* Work instruction *
Going line by line through the entries below, count those that contain "content". Give the number by itself.

[Entries from a dataset of interfaces]
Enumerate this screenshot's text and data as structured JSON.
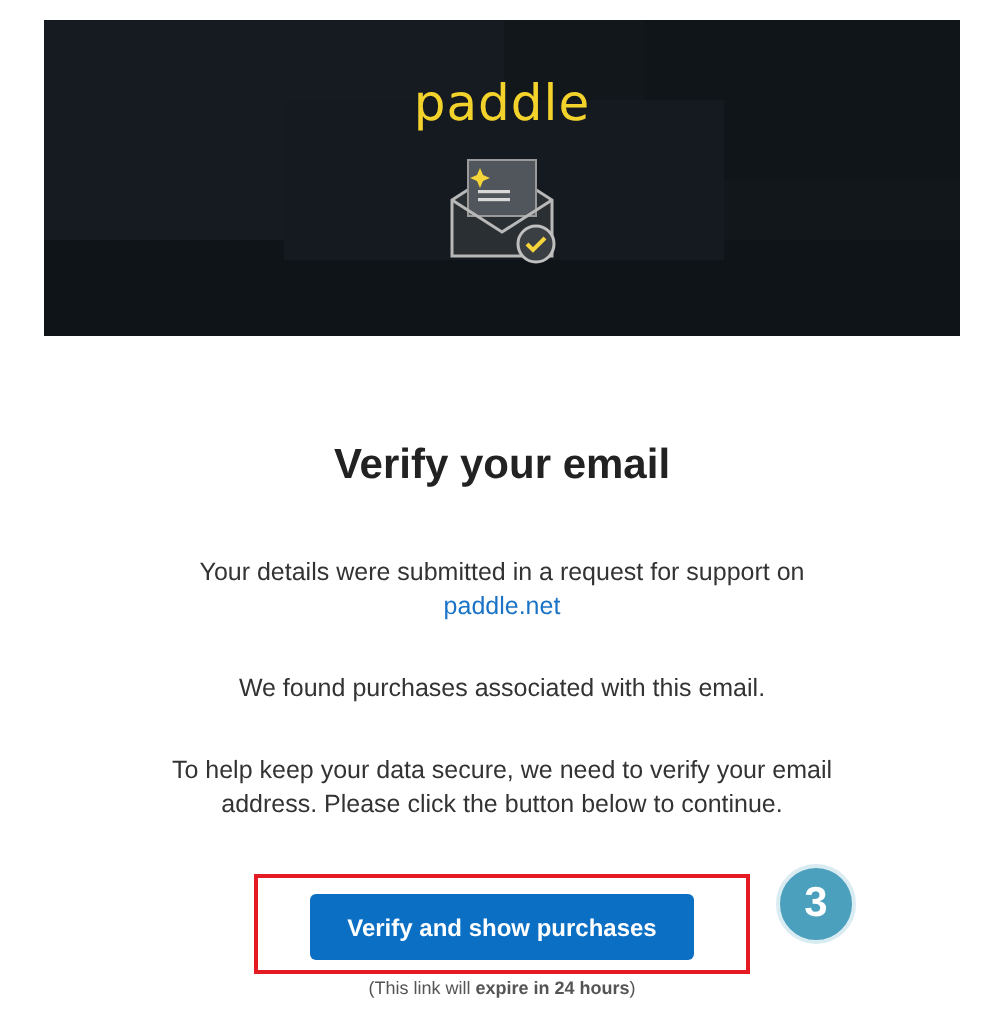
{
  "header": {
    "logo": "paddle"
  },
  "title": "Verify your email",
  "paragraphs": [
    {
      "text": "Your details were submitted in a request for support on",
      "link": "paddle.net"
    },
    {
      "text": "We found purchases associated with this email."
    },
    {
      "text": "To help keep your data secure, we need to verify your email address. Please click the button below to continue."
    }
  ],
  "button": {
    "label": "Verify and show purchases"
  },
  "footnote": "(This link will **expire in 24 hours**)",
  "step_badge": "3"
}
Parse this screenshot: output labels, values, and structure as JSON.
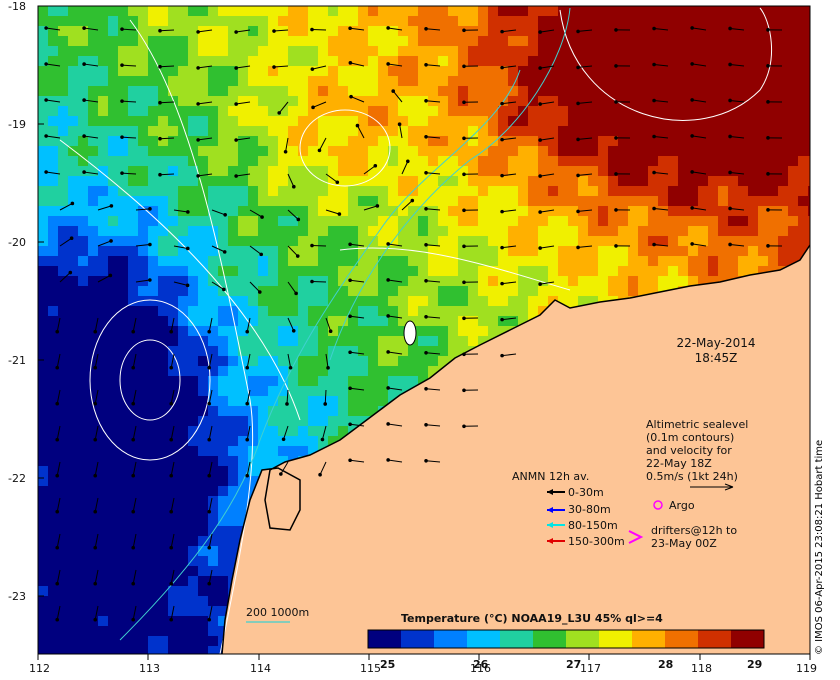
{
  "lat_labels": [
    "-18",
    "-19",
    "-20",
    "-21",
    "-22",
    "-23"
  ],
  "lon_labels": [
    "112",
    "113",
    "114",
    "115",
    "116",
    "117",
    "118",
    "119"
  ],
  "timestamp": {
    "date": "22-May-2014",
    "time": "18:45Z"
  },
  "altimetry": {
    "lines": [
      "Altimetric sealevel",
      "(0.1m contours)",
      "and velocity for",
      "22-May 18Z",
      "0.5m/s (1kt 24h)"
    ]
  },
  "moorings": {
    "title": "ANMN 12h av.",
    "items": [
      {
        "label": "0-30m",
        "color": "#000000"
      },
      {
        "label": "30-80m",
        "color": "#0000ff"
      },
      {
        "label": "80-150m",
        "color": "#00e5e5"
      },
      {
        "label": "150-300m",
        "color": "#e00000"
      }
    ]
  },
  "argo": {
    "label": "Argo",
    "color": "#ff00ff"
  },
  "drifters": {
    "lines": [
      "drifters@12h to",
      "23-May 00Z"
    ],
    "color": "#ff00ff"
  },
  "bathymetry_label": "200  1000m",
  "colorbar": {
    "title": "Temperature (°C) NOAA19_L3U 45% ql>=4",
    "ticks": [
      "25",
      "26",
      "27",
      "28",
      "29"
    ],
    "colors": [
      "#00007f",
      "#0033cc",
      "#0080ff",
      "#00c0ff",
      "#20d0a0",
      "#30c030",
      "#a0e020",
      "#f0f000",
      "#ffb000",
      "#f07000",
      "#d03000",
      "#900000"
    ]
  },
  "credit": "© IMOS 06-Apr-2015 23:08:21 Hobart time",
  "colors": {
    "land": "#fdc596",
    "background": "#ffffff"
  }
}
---
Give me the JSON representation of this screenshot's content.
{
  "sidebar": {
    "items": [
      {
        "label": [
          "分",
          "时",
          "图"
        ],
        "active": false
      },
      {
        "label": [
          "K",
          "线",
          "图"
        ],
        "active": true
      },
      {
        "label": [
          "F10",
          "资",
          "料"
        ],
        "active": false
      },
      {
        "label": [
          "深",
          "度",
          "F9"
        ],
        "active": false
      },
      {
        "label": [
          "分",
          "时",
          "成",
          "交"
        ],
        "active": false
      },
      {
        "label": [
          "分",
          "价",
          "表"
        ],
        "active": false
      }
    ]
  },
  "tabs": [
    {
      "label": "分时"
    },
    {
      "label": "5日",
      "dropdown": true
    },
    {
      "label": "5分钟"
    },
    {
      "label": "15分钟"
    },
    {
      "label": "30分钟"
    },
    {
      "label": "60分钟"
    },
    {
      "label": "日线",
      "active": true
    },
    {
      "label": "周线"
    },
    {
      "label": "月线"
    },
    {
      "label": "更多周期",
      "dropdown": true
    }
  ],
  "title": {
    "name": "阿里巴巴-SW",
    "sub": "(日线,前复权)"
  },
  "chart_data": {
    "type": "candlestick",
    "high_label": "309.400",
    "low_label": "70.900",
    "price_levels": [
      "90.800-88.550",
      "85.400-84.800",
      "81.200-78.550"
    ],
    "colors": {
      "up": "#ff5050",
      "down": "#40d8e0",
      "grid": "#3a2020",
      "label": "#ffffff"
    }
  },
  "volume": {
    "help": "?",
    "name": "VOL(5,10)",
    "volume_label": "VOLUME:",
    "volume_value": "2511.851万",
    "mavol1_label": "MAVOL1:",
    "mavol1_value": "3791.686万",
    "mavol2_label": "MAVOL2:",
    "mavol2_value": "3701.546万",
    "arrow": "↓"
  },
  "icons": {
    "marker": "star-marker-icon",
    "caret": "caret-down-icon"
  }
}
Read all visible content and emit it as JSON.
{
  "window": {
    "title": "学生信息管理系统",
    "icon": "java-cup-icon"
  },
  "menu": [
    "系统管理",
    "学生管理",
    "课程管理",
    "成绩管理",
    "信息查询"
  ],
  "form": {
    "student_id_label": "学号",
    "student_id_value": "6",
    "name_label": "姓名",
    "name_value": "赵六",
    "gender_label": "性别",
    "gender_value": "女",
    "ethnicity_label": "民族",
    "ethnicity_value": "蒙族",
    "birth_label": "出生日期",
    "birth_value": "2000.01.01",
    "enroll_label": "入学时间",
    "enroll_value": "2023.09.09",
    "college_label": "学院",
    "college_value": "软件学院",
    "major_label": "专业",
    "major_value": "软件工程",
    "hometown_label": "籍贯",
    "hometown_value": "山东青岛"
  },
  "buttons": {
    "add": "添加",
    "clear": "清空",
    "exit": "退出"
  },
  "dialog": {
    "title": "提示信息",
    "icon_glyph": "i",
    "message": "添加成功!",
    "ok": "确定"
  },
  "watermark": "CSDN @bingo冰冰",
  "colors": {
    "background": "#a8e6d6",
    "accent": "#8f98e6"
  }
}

* Written answer *
2